(AIM OF THE EXERCISE) Give the number of lines in the records below that include the word "screenshot", and add nothing to it.

DATA FOR PROCESSING: Begin

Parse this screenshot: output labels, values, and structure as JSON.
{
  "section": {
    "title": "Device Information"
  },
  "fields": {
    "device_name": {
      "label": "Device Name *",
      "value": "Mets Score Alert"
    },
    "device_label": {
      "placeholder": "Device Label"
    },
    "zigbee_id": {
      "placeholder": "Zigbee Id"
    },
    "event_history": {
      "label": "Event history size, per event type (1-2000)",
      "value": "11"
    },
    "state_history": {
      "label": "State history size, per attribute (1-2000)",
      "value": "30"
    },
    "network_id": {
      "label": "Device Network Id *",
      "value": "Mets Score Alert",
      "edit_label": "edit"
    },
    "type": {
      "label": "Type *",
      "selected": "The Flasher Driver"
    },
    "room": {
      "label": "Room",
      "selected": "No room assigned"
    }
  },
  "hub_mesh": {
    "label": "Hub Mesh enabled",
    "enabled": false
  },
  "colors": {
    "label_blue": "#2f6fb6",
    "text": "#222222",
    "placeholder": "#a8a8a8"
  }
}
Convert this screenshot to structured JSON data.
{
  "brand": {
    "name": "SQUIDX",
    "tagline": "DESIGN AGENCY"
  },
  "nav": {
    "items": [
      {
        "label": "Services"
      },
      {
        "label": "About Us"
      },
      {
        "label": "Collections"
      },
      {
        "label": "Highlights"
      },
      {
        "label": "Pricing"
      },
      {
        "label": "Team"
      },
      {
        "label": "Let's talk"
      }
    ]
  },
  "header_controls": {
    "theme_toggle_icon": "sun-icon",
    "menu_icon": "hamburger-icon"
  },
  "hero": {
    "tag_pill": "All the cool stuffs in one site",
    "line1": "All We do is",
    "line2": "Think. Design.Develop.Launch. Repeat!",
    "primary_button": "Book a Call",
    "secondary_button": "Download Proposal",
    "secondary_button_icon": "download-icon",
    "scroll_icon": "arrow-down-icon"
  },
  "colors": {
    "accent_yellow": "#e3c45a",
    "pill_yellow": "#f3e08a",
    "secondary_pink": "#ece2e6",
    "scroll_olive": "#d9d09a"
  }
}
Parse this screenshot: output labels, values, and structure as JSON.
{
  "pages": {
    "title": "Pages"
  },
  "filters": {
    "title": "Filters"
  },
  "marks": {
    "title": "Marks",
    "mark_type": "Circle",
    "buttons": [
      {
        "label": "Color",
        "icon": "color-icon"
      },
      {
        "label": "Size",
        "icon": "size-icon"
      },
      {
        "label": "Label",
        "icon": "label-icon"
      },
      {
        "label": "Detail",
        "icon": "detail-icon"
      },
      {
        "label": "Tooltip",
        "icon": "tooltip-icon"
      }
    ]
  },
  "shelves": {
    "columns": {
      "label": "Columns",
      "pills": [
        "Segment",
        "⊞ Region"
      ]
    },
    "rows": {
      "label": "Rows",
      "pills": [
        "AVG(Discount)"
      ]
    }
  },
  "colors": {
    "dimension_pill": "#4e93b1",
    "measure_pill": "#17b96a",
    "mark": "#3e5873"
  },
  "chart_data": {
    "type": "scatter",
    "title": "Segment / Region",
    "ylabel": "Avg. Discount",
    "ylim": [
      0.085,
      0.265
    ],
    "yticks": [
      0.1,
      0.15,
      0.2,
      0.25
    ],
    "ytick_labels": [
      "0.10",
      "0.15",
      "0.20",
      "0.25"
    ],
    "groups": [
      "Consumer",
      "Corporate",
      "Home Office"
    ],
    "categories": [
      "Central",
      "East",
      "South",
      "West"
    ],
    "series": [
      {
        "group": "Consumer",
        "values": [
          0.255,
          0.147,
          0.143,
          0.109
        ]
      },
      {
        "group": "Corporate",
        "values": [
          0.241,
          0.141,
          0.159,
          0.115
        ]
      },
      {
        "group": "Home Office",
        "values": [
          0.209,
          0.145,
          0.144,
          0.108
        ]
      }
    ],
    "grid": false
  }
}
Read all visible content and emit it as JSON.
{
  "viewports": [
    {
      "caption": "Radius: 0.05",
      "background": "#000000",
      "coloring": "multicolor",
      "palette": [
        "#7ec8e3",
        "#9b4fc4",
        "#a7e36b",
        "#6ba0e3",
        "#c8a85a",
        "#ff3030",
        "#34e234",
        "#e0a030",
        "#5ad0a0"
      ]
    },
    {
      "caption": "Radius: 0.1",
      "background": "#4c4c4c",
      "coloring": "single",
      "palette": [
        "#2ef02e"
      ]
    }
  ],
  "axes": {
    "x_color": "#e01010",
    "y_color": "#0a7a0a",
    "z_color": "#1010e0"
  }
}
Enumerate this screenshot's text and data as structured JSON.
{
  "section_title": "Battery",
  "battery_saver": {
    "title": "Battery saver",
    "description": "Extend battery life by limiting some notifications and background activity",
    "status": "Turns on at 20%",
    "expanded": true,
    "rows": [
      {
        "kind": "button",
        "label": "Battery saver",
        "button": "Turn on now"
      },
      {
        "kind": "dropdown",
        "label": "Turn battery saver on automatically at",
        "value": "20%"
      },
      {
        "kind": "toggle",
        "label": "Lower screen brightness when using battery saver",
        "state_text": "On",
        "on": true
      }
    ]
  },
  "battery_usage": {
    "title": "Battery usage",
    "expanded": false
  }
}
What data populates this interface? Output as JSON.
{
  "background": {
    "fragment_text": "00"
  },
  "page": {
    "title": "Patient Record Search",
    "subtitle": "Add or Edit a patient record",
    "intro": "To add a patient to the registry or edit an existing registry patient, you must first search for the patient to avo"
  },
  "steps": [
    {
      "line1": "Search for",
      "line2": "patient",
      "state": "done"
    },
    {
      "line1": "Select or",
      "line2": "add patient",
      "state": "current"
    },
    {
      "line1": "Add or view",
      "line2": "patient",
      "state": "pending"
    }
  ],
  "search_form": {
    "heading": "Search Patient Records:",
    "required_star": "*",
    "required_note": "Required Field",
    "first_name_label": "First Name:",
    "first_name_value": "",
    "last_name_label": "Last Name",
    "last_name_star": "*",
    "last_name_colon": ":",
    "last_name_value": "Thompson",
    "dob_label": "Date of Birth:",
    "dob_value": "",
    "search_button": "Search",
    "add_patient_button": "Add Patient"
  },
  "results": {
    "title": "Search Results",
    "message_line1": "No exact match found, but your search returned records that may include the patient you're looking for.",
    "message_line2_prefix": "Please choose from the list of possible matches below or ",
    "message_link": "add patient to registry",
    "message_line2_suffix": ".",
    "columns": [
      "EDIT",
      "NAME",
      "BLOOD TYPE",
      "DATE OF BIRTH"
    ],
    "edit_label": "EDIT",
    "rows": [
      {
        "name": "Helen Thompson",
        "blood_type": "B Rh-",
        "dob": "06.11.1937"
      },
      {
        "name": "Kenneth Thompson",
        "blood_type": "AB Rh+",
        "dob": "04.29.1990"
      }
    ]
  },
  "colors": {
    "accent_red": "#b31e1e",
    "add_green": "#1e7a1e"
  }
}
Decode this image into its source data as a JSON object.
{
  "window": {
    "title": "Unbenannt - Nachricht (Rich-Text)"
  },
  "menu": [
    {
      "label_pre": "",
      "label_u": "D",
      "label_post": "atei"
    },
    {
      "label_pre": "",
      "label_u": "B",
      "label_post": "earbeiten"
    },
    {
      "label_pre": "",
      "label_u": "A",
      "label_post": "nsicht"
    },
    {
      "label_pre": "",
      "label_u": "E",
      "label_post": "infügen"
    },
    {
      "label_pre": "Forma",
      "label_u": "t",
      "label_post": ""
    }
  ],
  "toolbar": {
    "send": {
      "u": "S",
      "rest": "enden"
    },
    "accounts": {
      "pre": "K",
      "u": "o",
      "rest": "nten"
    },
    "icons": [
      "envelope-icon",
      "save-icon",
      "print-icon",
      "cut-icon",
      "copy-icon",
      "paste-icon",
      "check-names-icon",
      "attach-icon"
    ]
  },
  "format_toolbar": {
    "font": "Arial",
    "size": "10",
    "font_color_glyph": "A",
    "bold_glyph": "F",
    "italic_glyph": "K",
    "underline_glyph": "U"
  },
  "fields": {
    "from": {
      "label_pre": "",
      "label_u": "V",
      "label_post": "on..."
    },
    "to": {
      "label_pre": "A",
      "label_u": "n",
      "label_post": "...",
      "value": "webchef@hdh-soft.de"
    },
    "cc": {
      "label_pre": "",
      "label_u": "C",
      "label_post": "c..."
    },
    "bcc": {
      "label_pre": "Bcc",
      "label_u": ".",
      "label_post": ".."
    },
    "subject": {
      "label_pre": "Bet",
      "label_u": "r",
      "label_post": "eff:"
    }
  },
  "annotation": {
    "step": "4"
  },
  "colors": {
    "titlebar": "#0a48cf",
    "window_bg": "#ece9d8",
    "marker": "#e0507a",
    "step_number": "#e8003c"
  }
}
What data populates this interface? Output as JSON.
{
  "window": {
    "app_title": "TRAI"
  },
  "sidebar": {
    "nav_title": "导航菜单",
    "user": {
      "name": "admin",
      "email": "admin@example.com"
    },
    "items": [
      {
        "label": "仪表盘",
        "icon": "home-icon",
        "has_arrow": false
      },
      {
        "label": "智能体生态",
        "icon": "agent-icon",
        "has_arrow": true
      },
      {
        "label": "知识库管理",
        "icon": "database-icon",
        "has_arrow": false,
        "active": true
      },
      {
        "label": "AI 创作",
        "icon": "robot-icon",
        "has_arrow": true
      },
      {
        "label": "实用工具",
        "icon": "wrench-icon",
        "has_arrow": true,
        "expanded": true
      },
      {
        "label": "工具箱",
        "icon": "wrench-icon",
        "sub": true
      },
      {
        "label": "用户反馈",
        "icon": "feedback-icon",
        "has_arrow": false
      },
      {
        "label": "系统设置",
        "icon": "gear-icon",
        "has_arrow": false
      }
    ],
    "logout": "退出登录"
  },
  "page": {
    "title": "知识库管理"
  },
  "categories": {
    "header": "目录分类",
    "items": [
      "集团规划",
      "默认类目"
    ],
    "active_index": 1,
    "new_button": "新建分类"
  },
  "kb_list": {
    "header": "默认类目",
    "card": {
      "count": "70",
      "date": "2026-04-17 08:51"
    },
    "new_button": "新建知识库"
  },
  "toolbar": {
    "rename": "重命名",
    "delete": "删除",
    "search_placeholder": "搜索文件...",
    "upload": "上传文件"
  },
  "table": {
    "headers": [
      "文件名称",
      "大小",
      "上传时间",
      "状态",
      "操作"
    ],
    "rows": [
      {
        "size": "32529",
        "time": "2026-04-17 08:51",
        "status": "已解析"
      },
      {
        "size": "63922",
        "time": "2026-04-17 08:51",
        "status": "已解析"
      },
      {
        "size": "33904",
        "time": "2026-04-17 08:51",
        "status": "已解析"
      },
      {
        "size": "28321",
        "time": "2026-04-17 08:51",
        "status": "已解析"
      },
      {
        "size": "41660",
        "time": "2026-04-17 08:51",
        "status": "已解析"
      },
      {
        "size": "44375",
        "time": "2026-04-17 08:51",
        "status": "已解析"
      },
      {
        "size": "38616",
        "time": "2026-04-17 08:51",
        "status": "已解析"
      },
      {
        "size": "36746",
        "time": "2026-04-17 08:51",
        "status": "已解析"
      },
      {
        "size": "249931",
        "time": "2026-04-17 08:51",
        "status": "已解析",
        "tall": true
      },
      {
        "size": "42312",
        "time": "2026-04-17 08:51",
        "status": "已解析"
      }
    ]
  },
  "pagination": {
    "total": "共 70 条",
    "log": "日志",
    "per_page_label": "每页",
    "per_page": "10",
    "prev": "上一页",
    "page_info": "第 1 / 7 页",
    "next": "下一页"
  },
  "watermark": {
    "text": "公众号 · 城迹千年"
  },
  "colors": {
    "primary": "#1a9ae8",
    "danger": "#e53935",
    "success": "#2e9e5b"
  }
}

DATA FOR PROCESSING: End

(ANSWER BELOW) 4